Too many people had been hurt by his hands, too many people killed. Too often he'd had to summon the intent to harm, the intent to kill, the intent to obliterate in order to get by—and with a heart so full of kindness as his own, he'd had to distance himself from that kindness in order to live. Because if he dwelled on the blood, metaphoric or not, on his hands, then he'd have broken, because you can't expect an eight-year-old to kill and continue to kill and watch as others got killed not feel a single thing.

But he'd had to survive, had to live in order to walk into the future which was so necessary.

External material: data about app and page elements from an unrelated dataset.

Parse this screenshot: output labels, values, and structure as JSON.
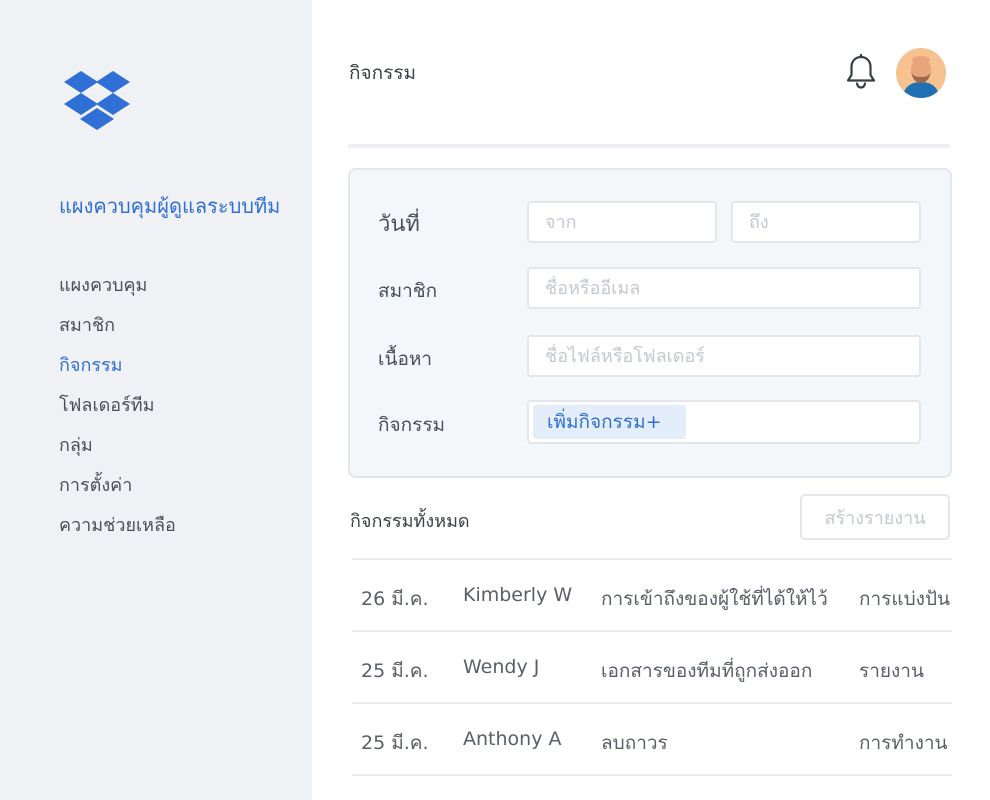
{
  "sidebar": {
    "logo": "dropbox-logo",
    "admin_title": "แผงควบคุมผู้ดูแลระบบทีม",
    "items": [
      {
        "label": "แผงควบคุม",
        "active": false
      },
      {
        "label": "สมาชิก",
        "active": false
      },
      {
        "label": "กิจกรรม",
        "active": true
      },
      {
        "label": "โฟลเดอร์ทีม",
        "active": false
      },
      {
        "label": "กลุ่ม",
        "active": false
      },
      {
        "label": "การตั้งค่า",
        "active": false
      },
      {
        "label": "ความช่วยเหลือ",
        "active": false
      }
    ]
  },
  "header": {
    "title": "กิจกรรม",
    "notification_icon": "bell-icon",
    "avatar": "user-avatar"
  },
  "filters": {
    "date": {
      "label": "วันที่",
      "from_placeholder": "จาก",
      "to_placeholder": "ถึง"
    },
    "member": {
      "label": "สมาชิก",
      "placeholder": "ชื่อหรืออีเมล"
    },
    "content": {
      "label": "เนื้อหา",
      "placeholder": "ชื่อไฟล์หรือโฟลเดอร์"
    },
    "activity": {
      "label": "กิจกรรม",
      "add_label": "เพิ่มกิจกรรม+"
    }
  },
  "activities": {
    "title": "กิจกรรมทั้งหมด",
    "create_report_label": "สร้างรายงาน",
    "rows": [
      {
        "date": "26 มี.ค.",
        "user": "Kimberly W",
        "description": "การเข้าถึงของผู้ใช้ที่ได้ให้ไว้",
        "type": "การแบ่งปัน"
      },
      {
        "date": "25 มี.ค.",
        "user": "Wendy J",
        "description": "เอกสารของทีมที่ถูกส่งออก",
        "type": "รายงาน"
      },
      {
        "date": "25 มี.ค.",
        "user": "Anthony A",
        "description": "ลบถาวร",
        "type": "การทำงาน"
      }
    ]
  },
  "colors": {
    "accent": "#2f6fd6",
    "sidebar_bg": "#f0f1f5",
    "panel_bg": "#f4f7fa"
  }
}
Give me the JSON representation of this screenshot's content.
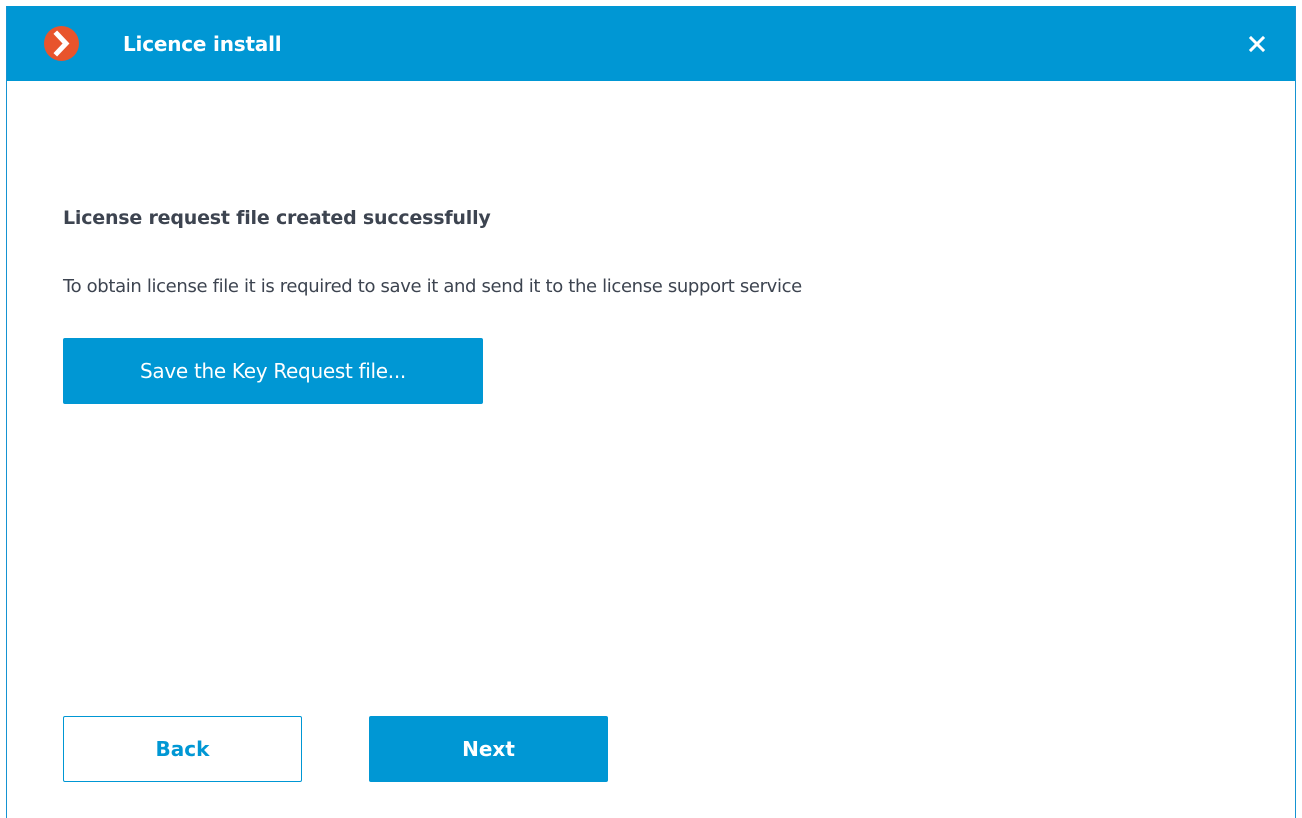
{
  "window": {
    "title": "Licence install",
    "app_icon": "chevron-right-icon",
    "close_icon": "close-icon"
  },
  "content": {
    "heading": "License request file created successfully",
    "description": "To obtain license file it is required to save it and send it to the license support service",
    "save_button_label": "Save the Key Request file..."
  },
  "footer": {
    "back_label": "Back",
    "next_label": "Next"
  },
  "colors": {
    "accent": "#0097d4",
    "app_icon_bg": "#e8542c",
    "text": "#3d4450"
  }
}
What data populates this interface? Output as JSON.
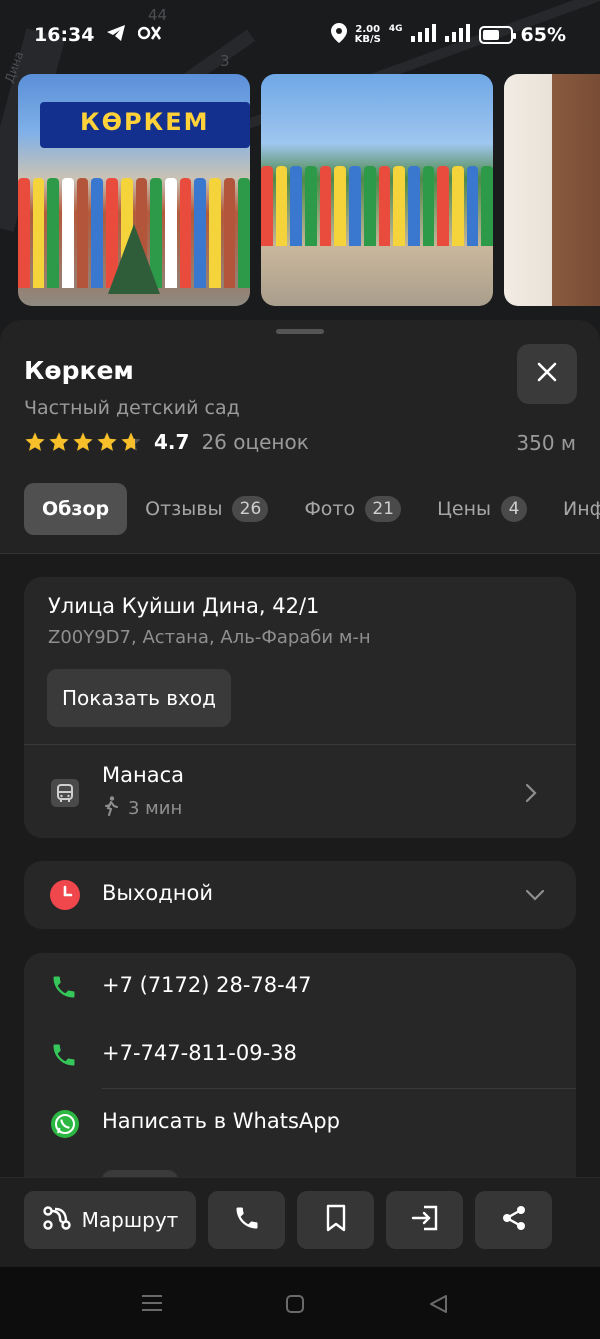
{
  "status_bar": {
    "time": "16:34",
    "net_speed_value": "2.00",
    "net_speed_unit": "KB/S",
    "net_type": "4G",
    "battery_percent": "65%",
    "battery_level": 0.65
  },
  "map": {
    "number_44": "44",
    "number_3": "3",
    "street_fragment": "Дина"
  },
  "photos": {
    "sign_text": "КӨРКЕМ"
  },
  "place": {
    "name": "Көркем",
    "category": "Частный детский сад",
    "rating": "4.7",
    "rating_stars": 4.7,
    "reviews_count": "26 оценок",
    "distance": "350 м"
  },
  "tabs": [
    {
      "label": "Обзор",
      "badge": ""
    },
    {
      "label": "Отзывы",
      "badge": "26"
    },
    {
      "label": "Фото",
      "badge": "21"
    },
    {
      "label": "Цены",
      "badge": "4"
    },
    {
      "label": "Инфо",
      "badge": ""
    }
  ],
  "address": {
    "street": "Улица Куйши Дина, 42/1",
    "details": "Z00Y9D7, Астана, Аль-Фараби м-н",
    "entry_button": "Показать вход"
  },
  "transit": {
    "stop_name": "Манаса",
    "walk_time": "3 мин"
  },
  "hours": {
    "status": "Выходной"
  },
  "contacts": {
    "phone1": "+7 (7172) 28-78-47",
    "phone2": "+7-747-811-09-38",
    "whatsapp": "Написать в WhatsApp"
  },
  "actions": {
    "route_label": "Маршрут"
  },
  "colors": {
    "accent_green": "#35c759",
    "accent_red": "#f0474c",
    "star": "#f7c02b",
    "whatsapp": "#2cb742"
  }
}
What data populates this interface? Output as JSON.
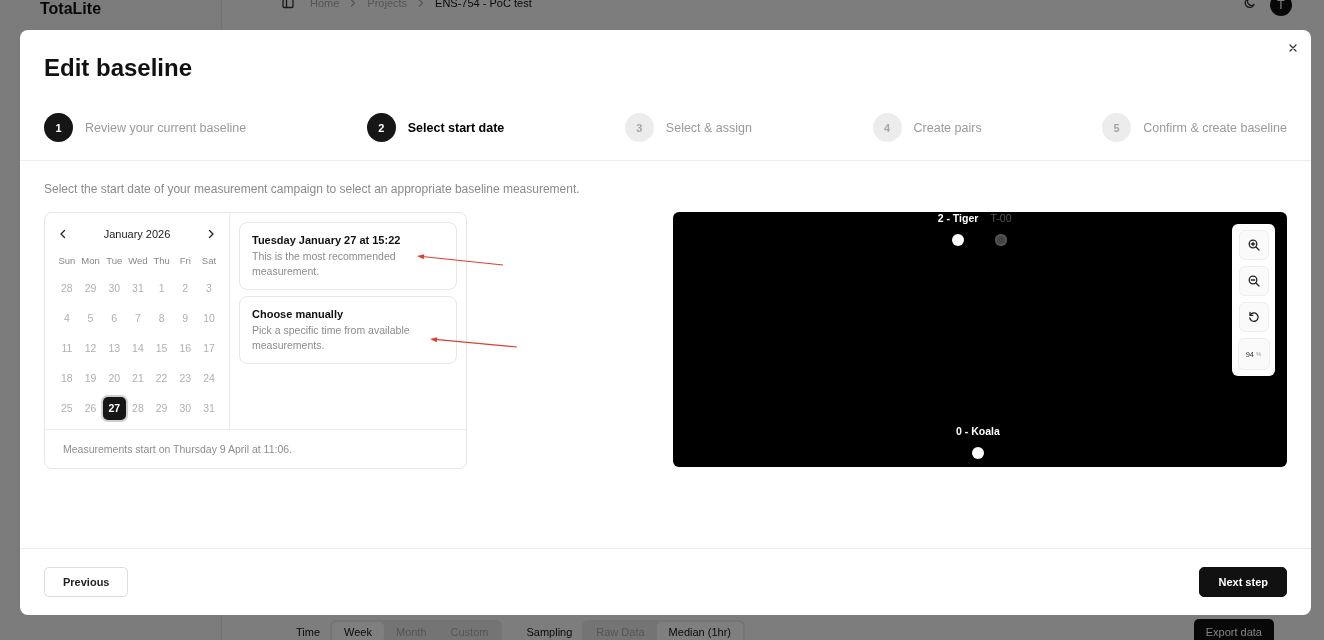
{
  "background": {
    "app_name": "TotaLite",
    "breadcrumb": [
      "Home",
      "Projects",
      "ENS-754 - PoC test"
    ],
    "avatar_initial": "T",
    "time_filter": {
      "label": "Time",
      "options": [
        {
          "label": "Week",
          "selected": true
        },
        {
          "label": "Month",
          "selected": false
        },
        {
          "label": "Custom",
          "selected": false
        }
      ]
    },
    "sampling_filter": {
      "label": "Sampling",
      "options": [
        {
          "label": "Raw Data",
          "selected": false
        },
        {
          "label": "Median (1hr)",
          "selected": true
        }
      ]
    },
    "export_button": "Export data"
  },
  "modal": {
    "title": "Edit baseline",
    "steps": [
      {
        "number": "1",
        "label": "Review your current baseline",
        "selected": false
      },
      {
        "number": "2",
        "label": "Select start date",
        "selected": true
      },
      {
        "number": "3",
        "label": "Select & assign",
        "selected": false
      },
      {
        "number": "4",
        "label": "Create pairs",
        "selected": false
      },
      {
        "number": "5",
        "label": "Confirm & create baseline",
        "selected": false
      }
    ],
    "description": "Select the start date of your measurement campaign to select an appropriate baseline measurement.",
    "calendar": {
      "month": "January 2026",
      "weekdays": [
        "Sun",
        "Mon",
        "Tue",
        "Wed",
        "Thu",
        "Fri",
        "Sat"
      ],
      "weeks": [
        [
          {
            "day": "28",
            "disabled": true,
            "selected": false
          },
          {
            "day": "29",
            "disabled": true,
            "selected": false
          },
          {
            "day": "30",
            "disabled": true,
            "selected": false
          },
          {
            "day": "31",
            "disabled": true,
            "selected": false
          },
          {
            "day": "1",
            "disabled": true,
            "selected": false
          },
          {
            "day": "2",
            "disabled": true,
            "selected": false
          },
          {
            "day": "3",
            "disabled": true,
            "selected": false
          }
        ],
        [
          {
            "day": "4",
            "disabled": true,
            "selected": false
          },
          {
            "day": "5",
            "disabled": true,
            "selected": false
          },
          {
            "day": "6",
            "disabled": true,
            "selected": false
          },
          {
            "day": "7",
            "disabled": true,
            "selected": false
          },
          {
            "day": "8",
            "disabled": true,
            "selected": false
          },
          {
            "day": "9",
            "disabled": true,
            "selected": false
          },
          {
            "day": "10",
            "disabled": true,
            "selected": false
          }
        ],
        [
          {
            "day": "11",
            "disabled": true,
            "selected": false
          },
          {
            "day": "12",
            "disabled": true,
            "selected": false
          },
          {
            "day": "13",
            "disabled": true,
            "selected": false
          },
          {
            "day": "14",
            "disabled": true,
            "selected": false
          },
          {
            "day": "15",
            "disabled": true,
            "selected": false
          },
          {
            "day": "16",
            "disabled": true,
            "selected": false
          },
          {
            "day": "17",
            "disabled": true,
            "selected": false
          }
        ],
        [
          {
            "day": "18",
            "disabled": true,
            "selected": false
          },
          {
            "day": "19",
            "disabled": true,
            "selected": false
          },
          {
            "day": "20",
            "disabled": true,
            "selected": false
          },
          {
            "day": "21",
            "disabled": true,
            "selected": false
          },
          {
            "day": "22",
            "disabled": true,
            "selected": false
          },
          {
            "day": "23",
            "disabled": true,
            "selected": false
          },
          {
            "day": "24",
            "disabled": true,
            "selected": false
          }
        ],
        [
          {
            "day": "25",
            "disabled": true,
            "selected": false
          },
          {
            "day": "26",
            "disabled": true,
            "selected": false
          },
          {
            "day": "27",
            "disabled": false,
            "selected": true
          },
          {
            "day": "28",
            "disabled": true,
            "selected": false
          },
          {
            "day": "29",
            "disabled": true,
            "selected": false
          },
          {
            "day": "30",
            "disabled": true,
            "selected": false
          },
          {
            "day": "31",
            "disabled": true,
            "selected": false
          }
        ]
      ],
      "footer": "Measurements start on Thursday 9 April at 11:06."
    },
    "options": [
      {
        "title": "Tuesday January 27 at 15:22",
        "description": "This is the most recommended measurement."
      },
      {
        "title": "Choose manually",
        "description": "Pick a specific time from available measurements."
      }
    ],
    "canvas": {
      "nodes": [
        {
          "label": "2 - Tiger",
          "kind": "primary"
        },
        {
          "label": "T-00",
          "kind": "secondary"
        },
        {
          "label": "0 - Koala",
          "kind": "primary"
        }
      ],
      "zoom": {
        "value": "94",
        "unit": "%"
      }
    },
    "buttons": {
      "previous": "Previous",
      "next": "Next step"
    }
  }
}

Because his pain wasn't necessary, not with the Digital World and the Human World at stake. They mattered so much more than his own pain and torment, than his own emotions at being witness to and dealing out so much death and destruction.

At watching numerous children get killed.

At watching whole cities be leveled.

At watching an entire planet be destroyed.

He didn't fear too many things anymore.

After all, after you faced down a god and won, there were very few things which could scare you.

But there was one thing he continued feared, feared above all else.


Because he'd seen his own darkness, seen the way he'd grown dispassionate.

Because he still couldn't unfreeze his heart.

Sometimes, he lay down at night and thought about all the death he'd seen. He'd look at the hands who killed Asuramon and wondered how he hadn't felt any regret. He looked at the hands which attempted to hurt so many, which succeeded in killing so many, and he shook in bed.

Because it was getting harder to feel.

Harder for him to feel the compassion he used to feel for all things, even his enemies, even Ranamon and Mercuremon and, at times, even Cherubimon in his darkest moments.

And that scared him.

Because he couldn't feel.

The chill of apathy began biting into his young soul, and he hated it. He wanted it to end.

But he didn't think he could ask others. Because he was so young, he didn't know who to ask or how to go about it.

Now that they asked... Now that they've shown their own pains and fears, he looked at Junpei and the lightning which could break even the darkest night and the thunder which could resound through the loudest din, and he thanked him profusely.

Because he wasn't sure how he'd go forward without them.


Six souls gathered together to heal. Because they were heroes and because they were children, they sought to hide their own pain from others. Though the Digital World offered them in many ways a chance to grow, it also cut deep scars into their hearts, leaving them as much broken as healed. Old wounds were replaced with new, and these wounds continued to grow and grow with each passing moment, because they were the wounds so deep no one but the closest would even recognize their existence.

There was no guarantee they'd heal. But, together, the six of them would move forward. Because that was all they could do, as friends and as a family—walk forward into the future with their shared pain in hopes that, together, they'd find a path to freedom from their scars.

Because you don't walk through a war unscathed.

But you can find people with whom you can share the burden of pain and fear.

And, sometimes, that's all you can do.


Note: Um, yeah, I'm honestly not too sure where this came from, but I felt it had to be written. Because too many things happened to these children for them to not become scarred, no matter what lessons they've learned, what things they gained.